### [Problem to solve]
Pull every line holding the string "kind" from the records below.

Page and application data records
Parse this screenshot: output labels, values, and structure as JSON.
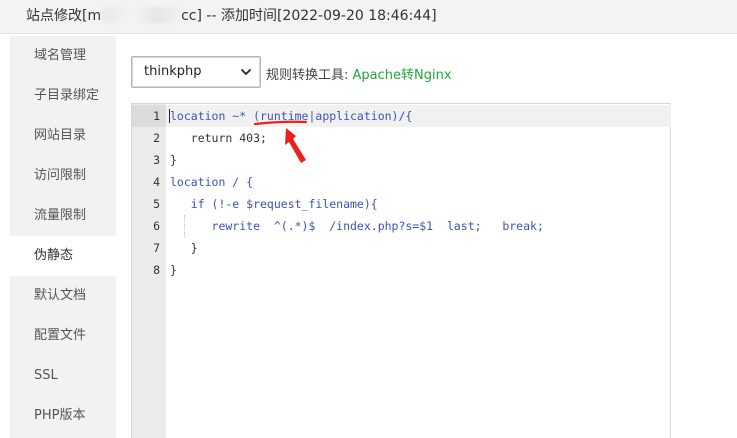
{
  "window": {
    "title_prefix": "站点修改[m",
    "title_suffix": "cc] -- 添加时间[2022-09-20 18:46:44]"
  },
  "sidebar": {
    "items": [
      {
        "label": "域名管理"
      },
      {
        "label": "子目录绑定"
      },
      {
        "label": "网站目录"
      },
      {
        "label": "访问限制"
      },
      {
        "label": "流量限制"
      },
      {
        "label": "伪静态",
        "active": true
      },
      {
        "label": "默认文档"
      },
      {
        "label": "配置文件"
      },
      {
        "label": "SSL"
      },
      {
        "label": "PHP版本"
      }
    ]
  },
  "rewrite": {
    "template_select": "thinkphp",
    "tool_label": "规则转换工具:",
    "tool_link": "Apache转Nginx"
  },
  "editor": {
    "line_numbers": [
      "1",
      "2",
      "3",
      "4",
      "5",
      "6",
      "7",
      "8"
    ],
    "lines": [
      "location ~* (runtime|application)/{",
      "   return 403;",
      "}",
      "location / {",
      "   if (!-e $request_filename){",
      "      rewrite  ^(.*)$  /index.php?s=$1  last;   break;",
      "   }",
      "}"
    ]
  },
  "colors": {
    "accent_green": "#20a53a",
    "annotation_red": "#e8221a",
    "keyword_blue": "#3f51b5"
  }
}
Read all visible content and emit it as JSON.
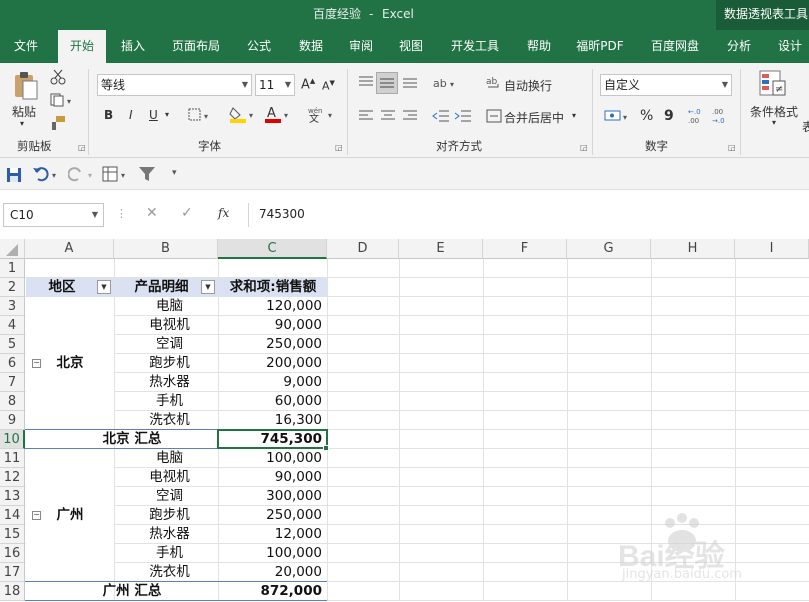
{
  "title": {
    "doc": "百度经验",
    "sep": "-",
    "app": "Excel",
    "context_tools": "数据透视表工具"
  },
  "tabs": [
    "文件",
    "开始",
    "插入",
    "页面布局",
    "公式",
    "数据",
    "审阅",
    "视图",
    "开发工具",
    "帮助",
    "福昕PDF",
    "百度网盘",
    "分析",
    "设计"
  ],
  "ribbon": {
    "clipboard": {
      "paste": "粘贴",
      "label": "剪贴板"
    },
    "font": {
      "name": "等线",
      "size": "11",
      "grow": "A",
      "shrink": "A",
      "bold": "B",
      "italic": "I",
      "underline": "U",
      "label": "字体"
    },
    "alignment": {
      "wrap": "自动换行",
      "merge": "合并后居中",
      "label": "对齐方式"
    },
    "number": {
      "format": "自定义",
      "percent": "%",
      "comma": "9",
      "label": "数字"
    },
    "styles": {
      "conditional": "条件格式",
      "cut_off": "表"
    }
  },
  "formula_bar": {
    "name_box": "C10",
    "fx": "fx",
    "value": "745300"
  },
  "columns": [
    "A",
    "B",
    "C",
    "D",
    "E",
    "F",
    "G",
    "H",
    "I"
  ],
  "selected_column": "C",
  "selected_row": "10",
  "rows": [
    "1",
    "2",
    "3",
    "4",
    "5",
    "6",
    "7",
    "8",
    "9",
    "10",
    "11",
    "12",
    "13",
    "14",
    "15",
    "16",
    "17",
    "18"
  ],
  "pivot": {
    "headers": {
      "region": "地区",
      "product": "产品明细",
      "sum": "求和项:销售额"
    },
    "groups": [
      {
        "region": "北京",
        "items": [
          {
            "product": "电脑",
            "value": "120,000"
          },
          {
            "product": "电视机",
            "value": "90,000"
          },
          {
            "product": "空调",
            "value": "250,000"
          },
          {
            "product": "跑步机",
            "value": "200,000"
          },
          {
            "product": "热水器",
            "value": "9,000"
          },
          {
            "product": "手机",
            "value": "60,000"
          },
          {
            "product": "洗衣机",
            "value": "16,300"
          }
        ],
        "total_label": "北京 汇总",
        "total": "745,300"
      },
      {
        "region": "广州",
        "items": [
          {
            "product": "电脑",
            "value": "100,000"
          },
          {
            "product": "电视机",
            "value": "90,000"
          },
          {
            "product": "空调",
            "value": "300,000"
          },
          {
            "product": "跑步机",
            "value": "250,000"
          },
          {
            "product": "热水器",
            "value": "12,000"
          },
          {
            "product": "手机",
            "value": "100,000"
          },
          {
            "product": "洗衣机",
            "value": "20,000"
          }
        ],
        "total_label": "广州 汇总",
        "total": "872,000"
      }
    ]
  },
  "watermark": {
    "main": "Bai经验",
    "sub": "jingyan.baidu.com"
  },
  "colors": {
    "excel_green": "#217346",
    "header_fill": "#d9e1f2"
  }
}
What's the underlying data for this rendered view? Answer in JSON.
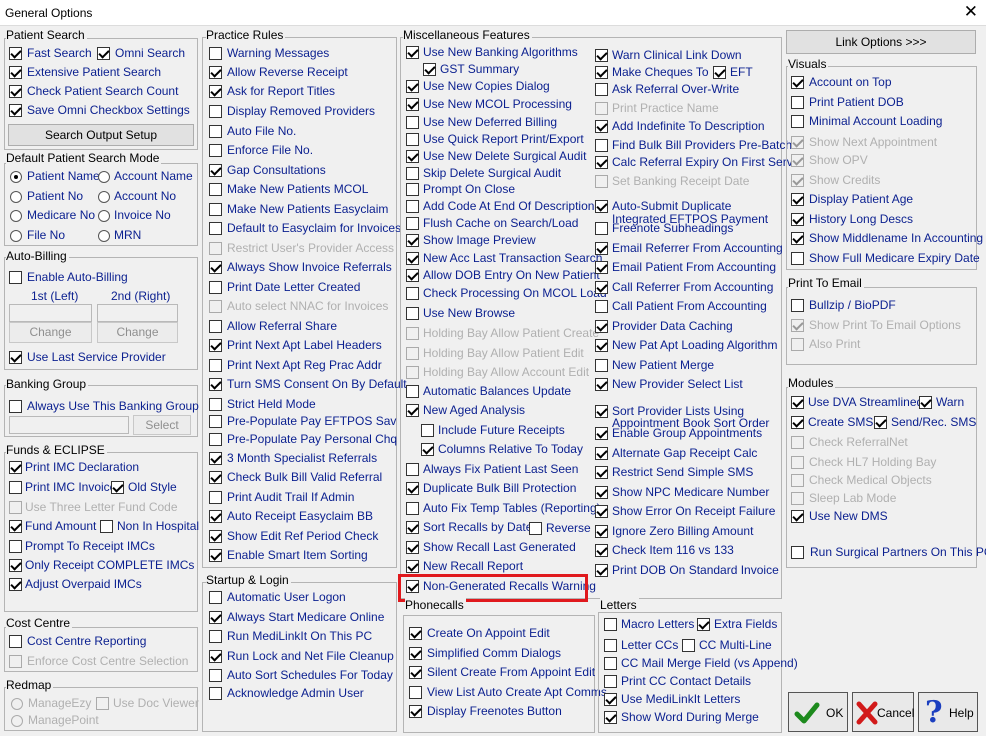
{
  "window": {
    "title": "General Options"
  },
  "patientSearch": {
    "title": "Patient Search",
    "fastSearch": "Fast Search",
    "omniSearch": "Omni Search",
    "extended": "Extensive Patient Search",
    "checkCount": "Check Patient Search Count",
    "saveOmni": "Save Omni Checkbox Settings",
    "outputSetup": "Search Output Setup"
  },
  "defaultMode": {
    "title": "Default Patient Search Mode",
    "patientName": "Patient Name",
    "accountName": "Account Name",
    "patientNo": "Patient No",
    "accountNo": "Account No",
    "medicareNo": "Medicare No",
    "invoiceNo": "Invoice No",
    "fileNo": "File No",
    "mrn": "MRN"
  },
  "autoBilling": {
    "title": "Auto-Billing",
    "enable": "Enable Auto-Billing",
    "first": "1st (Left)",
    "second": "2nd (Right)",
    "change": "Change",
    "useLast": "Use Last Service Provider"
  },
  "bankingGroup": {
    "title": "Banking Group",
    "always": "Always Use This Banking Group",
    "select": "Select"
  },
  "funds": {
    "title": "Funds & ECLIPSE",
    "printImc": "Print IMC Declaration",
    "imcInvoice": "Print IMC Invoice",
    "oldStyle": "Old Style",
    "threeLetter": "Use Three Letter Fund Code",
    "fundAmount": "Fund Amount",
    "nonHospital": "Non In Hospital",
    "prompt": "Prompt To Receipt IMCs",
    "onlyComplete": "Only Receipt COMPLETE IMCs",
    "adjust": "Adjust Overpaid IMCs"
  },
  "costCentre": {
    "title": "Cost Centre",
    "reporting": "Cost Centre Reporting",
    "enforce": "Enforce Cost Centre Selection"
  },
  "redmap": {
    "title": "Redmap",
    "manageEzy": "ManageEzy",
    "managePoint": "ManagePoint",
    "docViewer": "Use Doc Viewer"
  },
  "practiceRules": {
    "title": "Practice Rules",
    "items": [
      "Warning Messages",
      "Allow Reverse Receipt",
      "Ask for Report Titles",
      "Display Removed Providers",
      "Auto File No.",
      "Enforce File No.",
      "Gap Consultations",
      "Make New Patients MCOL",
      "Make New Patients Easyclaim",
      "Default to Easyclaim for Invoices",
      "Restrict User's Provider Access",
      "Always Show Invoice Referrals",
      "Print Date Letter Created",
      "Auto select NNAC for Invoices",
      "Allow Referral Share",
      "Print Next Apt Label Headers",
      "Print Next Apt Reg Prac Addr",
      "Turn SMS Consent On By Default",
      "Strict Held Mode",
      "Pre-Populate Pay EFTPOS Sav",
      "Pre-Populate Pay Personal Chq",
      "3 Month Specialist Referrals",
      "Check Bulk Bill Valid Referral",
      "Print Audit Trail If Admin",
      "Auto Receipt Easyclaim BB",
      "Show Edit Ref Period Check",
      "Enable Smart Item Sorting"
    ]
  },
  "startup": {
    "title": "Startup & Login",
    "items": [
      "Automatic User Logon",
      "Always Start Medicare Online",
      "Run MediLinkIt On This PC",
      "Run Lock and Net File Cleanup",
      "Auto Sort Schedules For Today",
      "Acknowledge Admin User"
    ]
  },
  "misc": {
    "title": "Miscellaneous Features",
    "col1": [
      "Use New Banking Algorithms",
      "GST Summary",
      "Use New Copies Dialog",
      "Use New MCOL Processing",
      "Use New Deferred Billing",
      "Use Quick Report Print/Export",
      "Use New Delete Surgical Audit",
      "Skip Delete Surgical Audit",
      "Prompt On Close",
      "Add Code At End Of Description",
      "Flush Cache on Search/Load",
      "Show Image Preview",
      "New Acc Last Transaction Search",
      "Allow DOB Entry On New Patient",
      "Check Processing On MCOL Load",
      "Use New Browse",
      "Holding Bay Allow Patient Create",
      "Holding Bay Allow Patient Edit",
      "Holding Bay Allow Account Edit",
      "Automatic Balances Update",
      "New Aged Analysis",
      "Include Future Receipts",
      "Columns Relative To Today",
      "Always Fix Patient Last Seen",
      "Duplicate Bulk Bill Protection",
      "Auto Fix Temp Tables (Reporting)",
      "Sort Recalls by Date",
      "Reverse",
      "Show Recall Last Generated",
      "New Recall Report",
      "Non-Generated Recalls Warning"
    ],
    "col2": [
      "Warn Clinical Link Down",
      "Make Cheques To",
      "EFT",
      "Ask Referral Over-Write",
      "Print Practice Name",
      "Add Indefinite To Description",
      "Find Bulk Bill Providers Pre-Batch",
      "Calc Referral Expiry On First Serv",
      "Set Banking Receipt Date",
      "Auto-Submit Duplicate",
      "Integrated EFTPOS Payment",
      "Freenote Subheadings",
      "Email Referrer From Accounting",
      "Email Patient From Accounting",
      "Call Referrer From Accounting",
      "Call Patient From Accounting",
      "Provider Data Caching",
      "New Pat Apt Loading Algorithm",
      "New Patient Merge",
      "New Provider Select List",
      "Sort Provider Lists Using",
      "Appointment Book Sort Order",
      "Enable Group Appointments",
      "Alternate Gap Receipt Calc",
      "Restrict Send Simple SMS",
      "Show NPC Medicare Number",
      "Show Error On Receipt Failure",
      "Ignore Zero Billing Amount",
      "Check Item 116 vs 133",
      "Print DOB On Standard Invoice"
    ]
  },
  "phonecalls": {
    "title": "Phonecalls",
    "items": [
      "Create On Appoint Edit",
      "Simplified Comm Dialogs",
      "Silent Create From Appoint Edit",
      "View List Auto Create Apt Comms",
      "Display Freenotes Button"
    ]
  },
  "letters": {
    "title": "Letters",
    "macro": "Macro Letters",
    "extra": "Extra Fields",
    "letterCcs": "Letter CCs",
    "ccMulti": "CC Multi-Line",
    "ccMerge": "CC Mail Merge Field (vs Append)",
    "printCc": "Print CC Contact Details",
    "useMedi": "Use MediLinkIt Letters",
    "showWord": "Show Word During Merge"
  },
  "linkOptions": "Link Options >>>",
  "visuals": {
    "title": "Visuals",
    "items": [
      "Account on Top",
      "Print Patient DOB",
      "Minimal Account Loading",
      "Show Next Appointment",
      "Show OPV",
      "Show Credits",
      "Display Patient Age",
      "History Long Descs",
      "Show Middlename In Accounting",
      "Show Full Medicare Expiry Date"
    ]
  },
  "printEmail": {
    "title": "Print To Email",
    "items": [
      "Bullzip / BioPDF",
      "Show Print To Email Options",
      "Also Print"
    ]
  },
  "modules": {
    "title": "Modules",
    "dva": "Use DVA Streamlined",
    "warn": "Warn",
    "createSms": "Create SMS",
    "sendRec": "Send/Rec. SMS",
    "items": [
      "Check ReferralNet",
      "Check HL7 Holding Bay",
      "Check Medical Objects",
      "Sleep Lab Mode",
      "Use New DMS"
    ],
    "surgical": "Run Surgical Partners On This PC"
  },
  "buttons": {
    "ok": "OK",
    "cancel": "Cancel",
    "help": "Help"
  }
}
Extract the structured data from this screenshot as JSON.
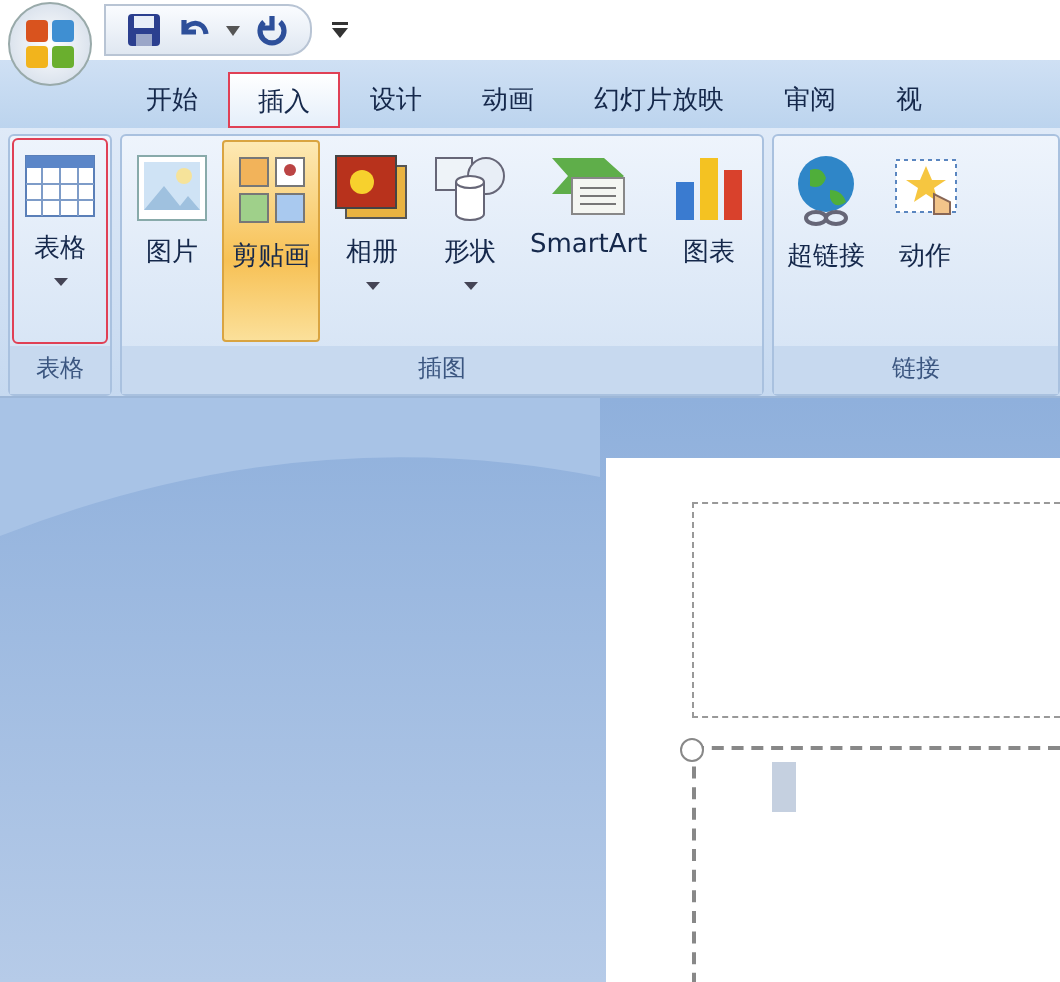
{
  "tabs": [
    {
      "label": "开始",
      "selected": false,
      "marked": false
    },
    {
      "label": "插入",
      "selected": true,
      "marked": true
    },
    {
      "label": "设计",
      "selected": false,
      "marked": false
    },
    {
      "label": "动画",
      "selected": false,
      "marked": false
    },
    {
      "label": "幻灯片放映",
      "selected": false,
      "marked": false
    },
    {
      "label": "审阅",
      "selected": false,
      "marked": false
    },
    {
      "label": "视",
      "selected": false,
      "marked": false
    }
  ],
  "groups": [
    {
      "label": "表格",
      "buttons": [
        {
          "label": "表格",
          "kind": "table",
          "dropdown": true,
          "selected": false,
          "marked": true
        }
      ]
    },
    {
      "label": "插图",
      "buttons": [
        {
          "label": "图片",
          "kind": "picture",
          "dropdown": false,
          "selected": false,
          "marked": false
        },
        {
          "label": "剪贴画",
          "kind": "clipart",
          "dropdown": false,
          "selected": true,
          "marked": false
        },
        {
          "label": "相册",
          "kind": "album",
          "dropdown": true,
          "selected": false,
          "marked": false
        },
        {
          "label": "形状",
          "kind": "shapes",
          "dropdown": true,
          "selected": false,
          "marked": false
        },
        {
          "label": "SmartArt",
          "kind": "smartart",
          "dropdown": false,
          "selected": false,
          "marked": false
        },
        {
          "label": "图表",
          "kind": "chart",
          "dropdown": false,
          "selected": false,
          "marked": false
        }
      ]
    },
    {
      "label": "链接",
      "buttons": [
        {
          "label": "超链接",
          "kind": "globe",
          "dropdown": false,
          "selected": false,
          "marked": false
        },
        {
          "label": "动作",
          "kind": "action",
          "dropdown": false,
          "selected": false,
          "marked": false
        }
      ]
    }
  ]
}
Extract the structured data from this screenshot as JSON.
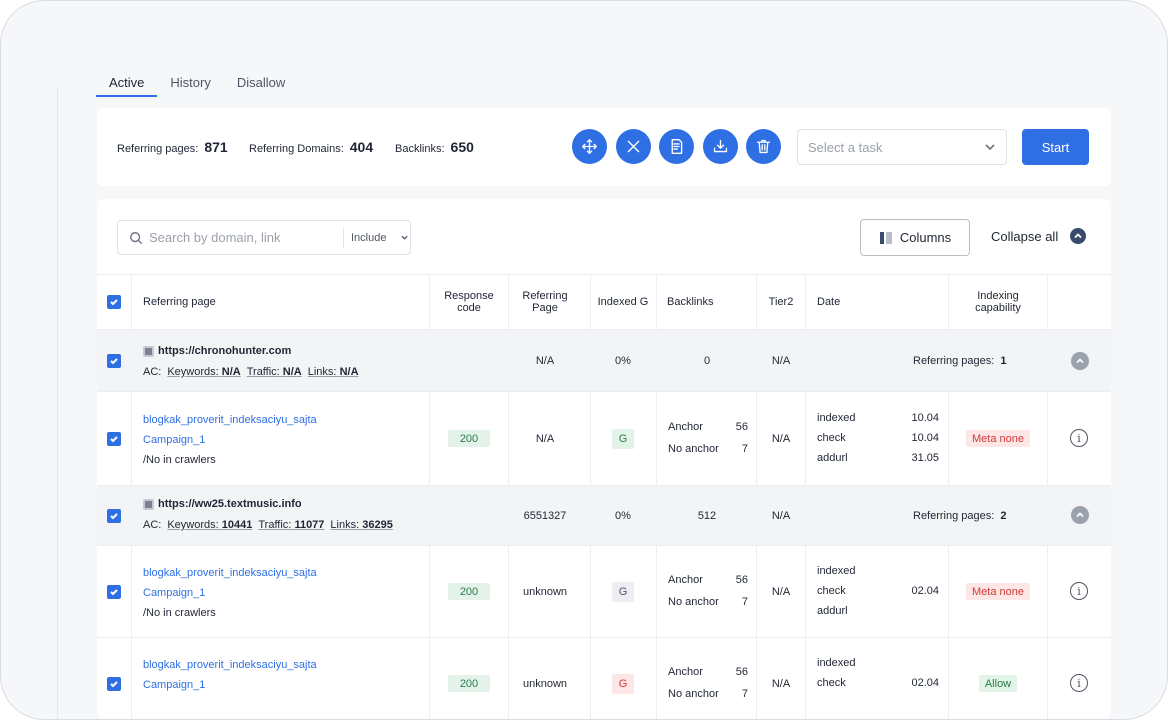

### [Solution]
          "kind": "table",
          "kind": "picture",
          "kind": "clipart",
          "kind": "album",
          "kind": "shapes",
          "kind": "smartart",
          "kind": "chart",
          "kind": "globe",
          "kind": "action",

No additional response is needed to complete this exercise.